■ **REQUIRED WORK**: The answer is every line of the records that holds the word "HiAnalyticsConstant", copied in full.

[Dataset items]

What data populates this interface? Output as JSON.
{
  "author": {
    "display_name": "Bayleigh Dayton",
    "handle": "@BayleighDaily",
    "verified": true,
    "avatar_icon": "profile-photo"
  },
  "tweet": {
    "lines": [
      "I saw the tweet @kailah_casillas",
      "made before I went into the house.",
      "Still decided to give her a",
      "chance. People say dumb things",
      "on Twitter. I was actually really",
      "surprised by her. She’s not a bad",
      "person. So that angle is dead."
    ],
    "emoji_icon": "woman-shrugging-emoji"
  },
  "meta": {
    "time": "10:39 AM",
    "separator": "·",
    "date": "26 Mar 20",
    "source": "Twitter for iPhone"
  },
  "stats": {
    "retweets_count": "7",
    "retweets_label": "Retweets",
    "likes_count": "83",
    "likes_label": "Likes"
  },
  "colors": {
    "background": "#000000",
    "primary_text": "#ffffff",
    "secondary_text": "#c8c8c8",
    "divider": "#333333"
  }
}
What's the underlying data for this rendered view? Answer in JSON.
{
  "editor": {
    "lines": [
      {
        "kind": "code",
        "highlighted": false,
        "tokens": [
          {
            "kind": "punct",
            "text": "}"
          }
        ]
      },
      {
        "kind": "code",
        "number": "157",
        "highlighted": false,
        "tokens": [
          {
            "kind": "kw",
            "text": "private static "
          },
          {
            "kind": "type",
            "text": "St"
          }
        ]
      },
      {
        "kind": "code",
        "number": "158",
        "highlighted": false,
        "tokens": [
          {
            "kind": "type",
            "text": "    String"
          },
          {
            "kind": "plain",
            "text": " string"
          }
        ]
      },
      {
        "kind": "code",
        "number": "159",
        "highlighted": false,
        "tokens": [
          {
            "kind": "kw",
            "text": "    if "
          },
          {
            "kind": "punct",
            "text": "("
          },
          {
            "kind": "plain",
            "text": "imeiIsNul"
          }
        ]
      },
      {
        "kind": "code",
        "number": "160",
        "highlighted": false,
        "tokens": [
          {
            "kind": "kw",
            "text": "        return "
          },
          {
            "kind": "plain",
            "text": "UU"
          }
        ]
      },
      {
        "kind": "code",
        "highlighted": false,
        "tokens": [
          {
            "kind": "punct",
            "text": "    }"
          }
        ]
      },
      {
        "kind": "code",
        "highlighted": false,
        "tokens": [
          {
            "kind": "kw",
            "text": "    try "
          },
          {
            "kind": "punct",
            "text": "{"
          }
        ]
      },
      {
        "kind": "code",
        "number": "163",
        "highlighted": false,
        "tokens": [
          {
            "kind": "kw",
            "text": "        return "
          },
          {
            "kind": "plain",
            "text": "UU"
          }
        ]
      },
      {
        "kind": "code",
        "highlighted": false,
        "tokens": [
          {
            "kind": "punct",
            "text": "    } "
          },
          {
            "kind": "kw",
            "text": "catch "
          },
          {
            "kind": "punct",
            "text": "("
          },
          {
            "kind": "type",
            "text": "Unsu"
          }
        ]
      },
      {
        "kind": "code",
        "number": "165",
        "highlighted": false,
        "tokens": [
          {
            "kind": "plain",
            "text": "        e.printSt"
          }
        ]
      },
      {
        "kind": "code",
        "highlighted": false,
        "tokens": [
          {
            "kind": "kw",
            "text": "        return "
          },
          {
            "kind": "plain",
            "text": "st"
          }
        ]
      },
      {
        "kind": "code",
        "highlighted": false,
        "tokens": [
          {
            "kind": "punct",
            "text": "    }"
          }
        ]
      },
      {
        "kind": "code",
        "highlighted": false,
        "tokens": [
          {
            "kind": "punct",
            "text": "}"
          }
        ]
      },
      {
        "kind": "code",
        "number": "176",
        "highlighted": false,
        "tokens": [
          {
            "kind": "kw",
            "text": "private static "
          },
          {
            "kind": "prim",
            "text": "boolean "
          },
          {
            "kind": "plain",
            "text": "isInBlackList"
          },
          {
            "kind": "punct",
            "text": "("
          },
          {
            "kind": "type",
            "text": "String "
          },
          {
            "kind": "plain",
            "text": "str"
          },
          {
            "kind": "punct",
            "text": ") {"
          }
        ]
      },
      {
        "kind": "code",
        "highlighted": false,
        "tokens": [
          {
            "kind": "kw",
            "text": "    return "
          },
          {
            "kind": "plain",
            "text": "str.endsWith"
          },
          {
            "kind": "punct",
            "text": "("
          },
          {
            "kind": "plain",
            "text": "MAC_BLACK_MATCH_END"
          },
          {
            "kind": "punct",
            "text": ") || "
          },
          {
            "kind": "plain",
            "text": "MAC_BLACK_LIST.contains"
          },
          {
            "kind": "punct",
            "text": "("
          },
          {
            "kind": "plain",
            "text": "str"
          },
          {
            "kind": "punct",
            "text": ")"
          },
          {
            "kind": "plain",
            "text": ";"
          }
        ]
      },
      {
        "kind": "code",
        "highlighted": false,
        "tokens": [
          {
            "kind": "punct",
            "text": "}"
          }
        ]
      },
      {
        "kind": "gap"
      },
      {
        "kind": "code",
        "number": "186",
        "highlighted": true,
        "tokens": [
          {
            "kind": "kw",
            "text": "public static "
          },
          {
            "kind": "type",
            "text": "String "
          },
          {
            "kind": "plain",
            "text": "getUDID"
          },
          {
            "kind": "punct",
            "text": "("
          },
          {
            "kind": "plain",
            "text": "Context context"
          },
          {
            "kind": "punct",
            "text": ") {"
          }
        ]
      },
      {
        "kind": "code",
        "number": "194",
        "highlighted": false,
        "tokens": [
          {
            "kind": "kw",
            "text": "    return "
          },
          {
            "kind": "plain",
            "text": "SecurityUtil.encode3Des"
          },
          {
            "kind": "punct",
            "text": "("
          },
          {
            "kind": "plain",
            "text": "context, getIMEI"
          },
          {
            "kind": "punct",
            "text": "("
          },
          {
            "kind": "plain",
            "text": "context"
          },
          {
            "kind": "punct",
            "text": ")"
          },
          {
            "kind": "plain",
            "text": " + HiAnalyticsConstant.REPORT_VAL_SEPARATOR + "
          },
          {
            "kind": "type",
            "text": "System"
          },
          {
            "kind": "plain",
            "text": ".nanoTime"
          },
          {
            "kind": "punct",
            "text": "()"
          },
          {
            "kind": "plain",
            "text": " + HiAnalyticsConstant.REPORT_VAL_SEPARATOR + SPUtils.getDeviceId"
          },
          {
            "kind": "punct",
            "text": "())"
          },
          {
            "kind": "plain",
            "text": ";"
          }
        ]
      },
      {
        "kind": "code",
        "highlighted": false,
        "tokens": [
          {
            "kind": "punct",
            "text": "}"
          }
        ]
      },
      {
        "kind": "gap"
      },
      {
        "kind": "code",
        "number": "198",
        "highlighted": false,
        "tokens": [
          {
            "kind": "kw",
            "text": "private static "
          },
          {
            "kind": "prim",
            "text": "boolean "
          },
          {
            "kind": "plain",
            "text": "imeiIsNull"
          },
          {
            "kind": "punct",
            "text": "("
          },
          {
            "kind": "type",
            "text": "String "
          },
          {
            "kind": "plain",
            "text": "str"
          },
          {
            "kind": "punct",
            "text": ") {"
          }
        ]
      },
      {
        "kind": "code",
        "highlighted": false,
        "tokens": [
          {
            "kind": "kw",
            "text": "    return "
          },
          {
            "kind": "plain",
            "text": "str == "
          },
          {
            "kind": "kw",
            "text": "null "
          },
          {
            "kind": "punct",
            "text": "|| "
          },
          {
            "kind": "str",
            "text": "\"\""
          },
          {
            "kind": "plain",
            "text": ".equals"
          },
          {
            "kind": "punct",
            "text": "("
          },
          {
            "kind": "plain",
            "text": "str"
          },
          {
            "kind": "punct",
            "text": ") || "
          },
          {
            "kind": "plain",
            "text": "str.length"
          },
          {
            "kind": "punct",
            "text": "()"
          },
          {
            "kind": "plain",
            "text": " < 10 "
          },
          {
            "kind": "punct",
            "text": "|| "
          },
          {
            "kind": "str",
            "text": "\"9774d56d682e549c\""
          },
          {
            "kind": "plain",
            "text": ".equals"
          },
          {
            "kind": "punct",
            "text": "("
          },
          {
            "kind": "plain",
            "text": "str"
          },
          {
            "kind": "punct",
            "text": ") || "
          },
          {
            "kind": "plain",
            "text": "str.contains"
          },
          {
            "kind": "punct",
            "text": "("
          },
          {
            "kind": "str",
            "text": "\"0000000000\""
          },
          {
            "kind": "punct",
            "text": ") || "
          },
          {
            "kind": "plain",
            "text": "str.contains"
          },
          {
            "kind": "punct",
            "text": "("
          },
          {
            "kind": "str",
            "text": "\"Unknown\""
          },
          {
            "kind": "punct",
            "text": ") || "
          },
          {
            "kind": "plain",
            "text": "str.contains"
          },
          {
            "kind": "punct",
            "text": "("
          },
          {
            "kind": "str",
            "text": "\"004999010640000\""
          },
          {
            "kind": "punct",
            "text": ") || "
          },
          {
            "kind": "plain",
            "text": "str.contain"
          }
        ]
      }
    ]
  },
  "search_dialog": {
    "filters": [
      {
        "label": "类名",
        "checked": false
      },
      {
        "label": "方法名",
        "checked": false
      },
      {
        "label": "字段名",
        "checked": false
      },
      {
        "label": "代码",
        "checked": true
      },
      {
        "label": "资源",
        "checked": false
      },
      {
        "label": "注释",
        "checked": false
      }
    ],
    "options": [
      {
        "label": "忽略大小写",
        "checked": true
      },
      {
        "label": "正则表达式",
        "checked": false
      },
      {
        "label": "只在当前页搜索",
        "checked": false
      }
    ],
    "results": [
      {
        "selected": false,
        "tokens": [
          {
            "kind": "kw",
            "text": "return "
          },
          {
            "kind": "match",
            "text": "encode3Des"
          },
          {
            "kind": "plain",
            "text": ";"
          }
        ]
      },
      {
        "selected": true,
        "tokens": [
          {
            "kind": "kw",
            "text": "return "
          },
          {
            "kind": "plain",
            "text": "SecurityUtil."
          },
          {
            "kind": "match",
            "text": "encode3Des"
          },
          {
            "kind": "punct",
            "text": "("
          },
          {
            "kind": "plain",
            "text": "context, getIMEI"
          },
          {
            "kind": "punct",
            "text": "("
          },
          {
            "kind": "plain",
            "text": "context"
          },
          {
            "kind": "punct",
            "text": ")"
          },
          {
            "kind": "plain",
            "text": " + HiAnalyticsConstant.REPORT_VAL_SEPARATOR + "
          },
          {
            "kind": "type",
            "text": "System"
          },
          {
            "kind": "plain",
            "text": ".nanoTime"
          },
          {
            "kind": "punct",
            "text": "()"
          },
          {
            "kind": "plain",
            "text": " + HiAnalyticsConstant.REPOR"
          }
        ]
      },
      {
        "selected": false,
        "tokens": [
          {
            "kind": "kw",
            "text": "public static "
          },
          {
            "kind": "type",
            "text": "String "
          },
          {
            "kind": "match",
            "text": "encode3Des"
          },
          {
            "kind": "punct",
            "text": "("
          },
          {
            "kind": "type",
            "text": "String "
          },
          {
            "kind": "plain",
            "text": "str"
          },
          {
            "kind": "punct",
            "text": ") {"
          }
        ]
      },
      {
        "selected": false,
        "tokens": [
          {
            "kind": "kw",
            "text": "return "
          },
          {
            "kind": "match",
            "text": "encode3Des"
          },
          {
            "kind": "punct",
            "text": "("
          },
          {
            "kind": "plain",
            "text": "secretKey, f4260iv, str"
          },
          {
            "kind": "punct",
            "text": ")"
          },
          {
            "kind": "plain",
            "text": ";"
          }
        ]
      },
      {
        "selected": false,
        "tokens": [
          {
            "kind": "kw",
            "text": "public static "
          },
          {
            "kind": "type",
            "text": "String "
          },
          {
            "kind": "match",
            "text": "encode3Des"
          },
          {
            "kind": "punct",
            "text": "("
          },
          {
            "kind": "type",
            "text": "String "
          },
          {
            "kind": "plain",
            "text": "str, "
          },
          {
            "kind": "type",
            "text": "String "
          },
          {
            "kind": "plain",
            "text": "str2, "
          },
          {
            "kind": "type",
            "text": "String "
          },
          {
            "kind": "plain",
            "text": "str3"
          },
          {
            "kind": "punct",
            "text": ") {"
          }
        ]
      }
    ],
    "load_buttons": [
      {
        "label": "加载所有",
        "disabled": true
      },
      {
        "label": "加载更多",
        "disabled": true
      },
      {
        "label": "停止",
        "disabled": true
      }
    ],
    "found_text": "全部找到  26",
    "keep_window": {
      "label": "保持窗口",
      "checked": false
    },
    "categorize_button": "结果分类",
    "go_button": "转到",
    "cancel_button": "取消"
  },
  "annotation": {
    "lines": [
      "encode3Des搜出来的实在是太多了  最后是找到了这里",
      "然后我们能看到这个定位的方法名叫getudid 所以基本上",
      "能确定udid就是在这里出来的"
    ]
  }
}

■ **YOUR RESPONSE**:
            "text": " + HiAnalyticsConstant.REPORT_VAL_SEPARATOR + "
            "text": " + HiAnalyticsConstant.REPORT_VAL_SEPARATOR + SPUtils.getDeviceId"
            "text": " + HiAnalyticsConstant.REPORT_VAL_SEPARATOR + "
            "text": " + HiAnalyticsConstant.REPOR"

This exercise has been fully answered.